Raja Anwar: The terrorist prince: the life and death of Murtaza Bhutto. London: Verso. 1997. 211 pp. ISBN 1-85984-886-9. 16.00.
This book is only partly on what the title promises, i.e. the life and death of Murtaza Bhutto, it rather aims at what Tariq Ali describes in his foreword: "This book furnishes a riveting account of the activities of Al-Zulfikar, the armed group formed by Murtaza Bhutto to avenge the judicial killing of his father, Zulfikar Bhutto, the Prime Minister of Pakistan first deposed and then killed by General Zia al-Huq in 1977." It is not an academic book: the author started as a student activist and ardent follower of Zulfikar Ali Bhutto, whom he contacted on the day that Bhutto quit (involuntarily ?) Ayub Khan's cabinet in 1966. Bhutto came to power in December 1971 and promoted him to his advisor on student and labour affairs in 1974, the youth portfolio, however, was transferred to Benazir Bhutto, two and a half days before Bhutto was ousted in 1977 (p. 16). Anwar describes how the Bhuttos initially refused to see that Zia was out to keep them from returning to power, being himself under the threat of the constitutional provisions for overthrowing a government, i.e. the death penalty. After Bhutto was sentenced to death under dubious circumstances, party activists tried to mobilize public support, by courting arrest and, finally, by self-immolation in public places. By this time, the author had gone underground, escaped "on Begum [Nusrat] Bhutto's instructions, crossed into Afghanistan and took a flight out of Kabul to Germany" (p. 46) only to return to Kabul after Zulfikar Ali Bhutto's execution and joined Murtaza, who had pitched camp there thanks to the services ot the Afghan government. He accompanied Murtaza to New Delhi and other places and finally fell out of grace and was arrested by the Afghans in October 1980 and kept in prison, but, was not killed, after having been sentenced to death by Murtaza. Released from prison in March 1983 he left in January 1984 for East Germany; he still lives in Germany.
The years 1977 to 1980 he, thus, describes as an eyewitness and, at times, also as an actor. Only thereafter, Al-Murtaza became a terrorist organization, the hijacking of a PIA air plane and the release of dozens of Bhutto followers from prison in 1981 marking the height of "success". Anwar's account at times is difficult to believe (like that of the abortive Vienna operation) and will be difficult to verify, since a number of the persons involved in Al-Zulfikar have died, mostly violently, like Murtaza, Shahnawaz, and Najibullah. It will also be difficult to reconstruct history from files, since terrorist organizations usually do not keep records, and files of the intelligence agencies involved may either not be accessible for a long time to come and/or may be doctored.

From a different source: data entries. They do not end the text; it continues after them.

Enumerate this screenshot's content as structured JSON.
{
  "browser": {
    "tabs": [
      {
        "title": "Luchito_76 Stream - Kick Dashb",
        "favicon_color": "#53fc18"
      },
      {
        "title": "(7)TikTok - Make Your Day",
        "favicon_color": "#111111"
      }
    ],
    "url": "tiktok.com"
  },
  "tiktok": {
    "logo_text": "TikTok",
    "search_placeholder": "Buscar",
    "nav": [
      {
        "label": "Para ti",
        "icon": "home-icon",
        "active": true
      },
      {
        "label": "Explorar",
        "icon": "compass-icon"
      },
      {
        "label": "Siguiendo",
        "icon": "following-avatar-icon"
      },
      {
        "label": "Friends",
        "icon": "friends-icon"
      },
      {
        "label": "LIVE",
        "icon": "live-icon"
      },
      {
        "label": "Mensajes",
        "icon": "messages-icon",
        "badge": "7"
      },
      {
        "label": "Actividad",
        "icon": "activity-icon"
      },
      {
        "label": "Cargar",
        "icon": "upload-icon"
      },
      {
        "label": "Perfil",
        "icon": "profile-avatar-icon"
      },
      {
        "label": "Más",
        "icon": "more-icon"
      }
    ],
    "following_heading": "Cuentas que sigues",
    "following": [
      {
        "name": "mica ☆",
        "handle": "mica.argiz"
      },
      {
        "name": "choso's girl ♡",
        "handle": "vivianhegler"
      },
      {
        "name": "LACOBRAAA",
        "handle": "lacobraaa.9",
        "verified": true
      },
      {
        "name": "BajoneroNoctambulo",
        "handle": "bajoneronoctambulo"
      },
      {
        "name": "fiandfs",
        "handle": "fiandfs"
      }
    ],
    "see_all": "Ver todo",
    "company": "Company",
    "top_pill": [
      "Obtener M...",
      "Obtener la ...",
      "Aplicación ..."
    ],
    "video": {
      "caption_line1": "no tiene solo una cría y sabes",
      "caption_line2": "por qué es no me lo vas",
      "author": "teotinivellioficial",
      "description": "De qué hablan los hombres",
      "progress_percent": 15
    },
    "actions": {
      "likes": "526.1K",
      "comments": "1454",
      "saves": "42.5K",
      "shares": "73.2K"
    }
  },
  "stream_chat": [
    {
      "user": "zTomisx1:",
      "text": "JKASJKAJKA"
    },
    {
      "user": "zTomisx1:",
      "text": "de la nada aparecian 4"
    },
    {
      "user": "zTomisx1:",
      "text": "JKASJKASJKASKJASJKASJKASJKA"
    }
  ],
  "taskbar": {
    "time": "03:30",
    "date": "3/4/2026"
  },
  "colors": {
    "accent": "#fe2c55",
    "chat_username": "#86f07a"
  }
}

In Pakistan, during the early 1980s, there were endless rumours of Al-Zulfikar, mostly believed to be government disinformation. I still remember when I was told of a failed attempt to shoot down Zia's air plane with a rocket, fired from a place near Murree Road in Rawalpindi, that very morning, and found it difficult to believe. One is thrilled by reading the same story in Anwar's book. But it will be difficult, to substantiate all claims.
Only after Benazir took over office, Murtaza dared to come back to Pakistan, obviously not very welcome to his sister, who in Murtaza's eyes, was occupying a position which rightfully should be his. That he was shot by the police soon after, is known, and the involvement of the Bhutto family, especially Benazir Bhutto's husband, has been discussed in Pakistan ever since.
The book, thus, is not exactly a biography of Murtaza Bhutto, even less an autobiography of the writer. Few people of the initial phase of Al-Murtaza survived, so we have to be grateful that he wrote his account; of the later years he is one who knew many of the actors, and obviously spoke to some of them and to some of their relations. Looking back, he feels that those who fought first for the release of Zulfikar Ali Bhutto and later for the revenge of his death and for the restoration of democracy (there is only little on the MRD) had only been used by the Bhuttos, who showed little commitment to look after the families of the many activists who died.
The book makes good reading, thanks to the translation from Urdu by Khalid Hassan, who once was Zulfikar Ali Bhutto's press secretary and also translated Anwar's first book (on Afghanistan). Only at times the narrative becomes repetitive, if not stereotype, especially if he refers to the lower middle class background of the activists. Anwar refers to secondary sources, including newspaper articles, although at other places he points out, that these cannot be trusted. An index would have been helpful.
The book is recommended to students of the politics of Pakistan, but
also to those unfamiliar with Pakistan's complicated history, to realize
how individuals rather than organizations are acting.
South Asia Institute of Heidelberg University, Department of International and Development Economics (Südasien-Institut der Universität Heidelberg, Abteilung Internationale Wirtschafts- und Entwicklungspolitik